Unease over the import of foreign alcohol and tobacco still hangs like a haze over the sin industry. In part because of the desire to protect local brands, the government is still reluctant to let in foreign beer or wine, sources confirm.
Though the Ministry of Commerce said it would allow wine imports earlier this year, retailers want to broaden the appeal of their shelves. U Myo Min Aung, spokesperson for the Myanmar Retailers’ Association, has pointed out that his members have to supply 300 outlets and 22 supermarkets. But he said that, under pressure from the Tax Advisory Board and the commerce ministry, those stores stopped selling beer and other liquors in February.
MRA executive member U Aung Naing Myint, who owns a retail shop in Mandalay, said many foreign brands of alcohol on sale in retail chains were illegal and had no tax labels. “The liquor market is booming,” he said. “It’s also illegal.”
MRA members pressed for permission to import wine last month, but the ministry is still considering the proposal, he said. This entails checking bottles against code numbers to verify authenticity, and fakes amid the vodka and the scotch from across the border keep turning up, he said,

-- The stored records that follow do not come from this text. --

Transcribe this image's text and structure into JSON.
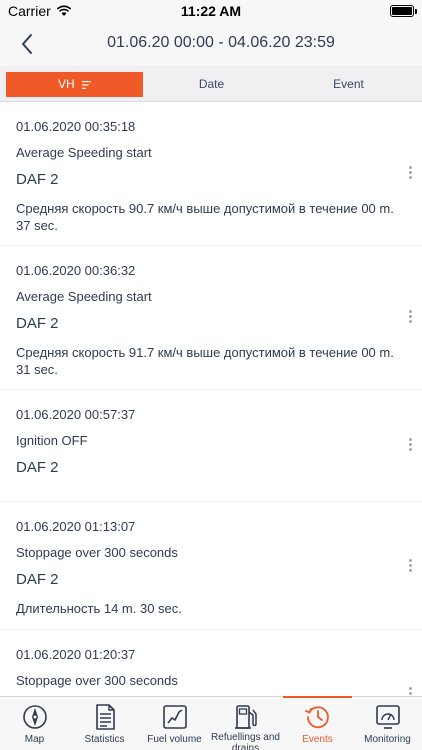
{
  "status_bar": {
    "carrier": "Carrier",
    "time": "11:22 AM"
  },
  "nav": {
    "title": "01.06.20 00:00 - 04.06.20 23:59"
  },
  "segments": [
    {
      "label": "VH",
      "active": true
    },
    {
      "label": "Date",
      "active": false
    },
    {
      "label": "Event",
      "active": false
    }
  ],
  "events": [
    {
      "date": "01.06.2020 00:35:18",
      "event": "Average Speeding start",
      "vehicle": "DAF 2",
      "desc": "Средняя скорость 90.7 км/ч выше допустимой в течение 00 m. 37 sec."
    },
    {
      "date": "01.06.2020 00:36:32",
      "event": "Average Speeding start",
      "vehicle": "DAF 2",
      "desc": "Средняя скорость 91.7 км/ч выше допустимой в течение 00 m. 31 sec."
    },
    {
      "date": "01.06.2020 00:57:37",
      "event": "Ignition OFF",
      "vehicle": "DAF 2",
      "desc": ""
    },
    {
      "date": "01.06.2020 01:13:07",
      "event": "Stoppage over 300 seconds",
      "vehicle": "DAF 2",
      "desc": "Длительность 14 m. 30 sec."
    },
    {
      "date": "01.06.2020 01:20:37",
      "event": "Stoppage over 300 seconds",
      "vehicle": "",
      "desc": ""
    }
  ],
  "tab_bar": [
    {
      "label": "Map",
      "icon": "compass-icon"
    },
    {
      "label": "Statistics",
      "icon": "document-icon"
    },
    {
      "label": "Fuel volume",
      "icon": "chart-icon"
    },
    {
      "label": "Refuellings and drains",
      "icon": "fuel-pump-icon"
    },
    {
      "label": "Events",
      "icon": "clock-history-icon",
      "active": true
    },
    {
      "label": "Monitoring",
      "icon": "monitor-icon"
    }
  ],
  "colors": {
    "accent": "#f05a28",
    "text": "#2f3b52"
  }
}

“Mobile teams don’t normally raid shops or warehouses. They stop deliveries en route, and they usually find foreign beer,” he said.
Ruby Mart in Kyauktada township, which is owned by Myanma Economic Holdings Ltd, stopped selling foreign brands, including Chang and other illegal imported beers, last year.

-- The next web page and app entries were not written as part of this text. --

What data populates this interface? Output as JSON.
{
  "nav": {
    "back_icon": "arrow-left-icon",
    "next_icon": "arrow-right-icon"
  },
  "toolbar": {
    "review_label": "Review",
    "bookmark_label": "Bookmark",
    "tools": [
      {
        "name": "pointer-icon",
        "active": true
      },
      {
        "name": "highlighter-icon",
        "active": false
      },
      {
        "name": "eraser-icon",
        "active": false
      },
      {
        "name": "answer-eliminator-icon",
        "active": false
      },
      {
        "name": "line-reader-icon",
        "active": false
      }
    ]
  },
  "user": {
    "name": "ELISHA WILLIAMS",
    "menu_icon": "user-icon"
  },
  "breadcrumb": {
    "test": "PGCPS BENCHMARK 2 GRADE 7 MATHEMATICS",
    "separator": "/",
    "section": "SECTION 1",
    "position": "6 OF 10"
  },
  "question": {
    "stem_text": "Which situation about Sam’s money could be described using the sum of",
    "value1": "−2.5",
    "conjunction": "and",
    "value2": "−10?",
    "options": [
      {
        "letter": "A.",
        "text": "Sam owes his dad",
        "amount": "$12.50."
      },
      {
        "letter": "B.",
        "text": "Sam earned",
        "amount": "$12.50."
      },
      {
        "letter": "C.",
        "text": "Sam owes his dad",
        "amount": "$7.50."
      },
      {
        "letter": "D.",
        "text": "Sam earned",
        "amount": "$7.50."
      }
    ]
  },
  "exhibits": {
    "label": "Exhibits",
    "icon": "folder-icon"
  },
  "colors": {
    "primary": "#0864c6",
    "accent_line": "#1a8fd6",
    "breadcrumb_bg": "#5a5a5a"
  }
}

U Win Myint, director of the Ministry of Commerce, said they held a workshop with suppliers and retailers in July about how to open up the market for liquors and cigarettes, but so far without much in the way of results.
“The discussion [on whether to allow more exports or not] is still confidential. It’s not going to happen any time soon even if they do allow it, because we also have to think about the downside,” he said.
Meanwhile, the ministry’s journal Commerce this week reported that a mobile team had seized a lorry carrying about 4100 bottles of illegally imported alcohol to Yangon from Thailand by way of Myawaddy. Another story concerns a team that seized motorcycles ferrying about 180 cases of beer from Thailand to upper Myanmar.
U Win Myint said the mobile teams targeted products that dodged taxes or licence fees, usually on the road to their markets in Yangon and Mandalay.
Chang is a favourite brand in Myanmar and cheaper than others without tax charges, about K550 for a small can compared to not less than K750 for other brands.
Source: Myanmar Times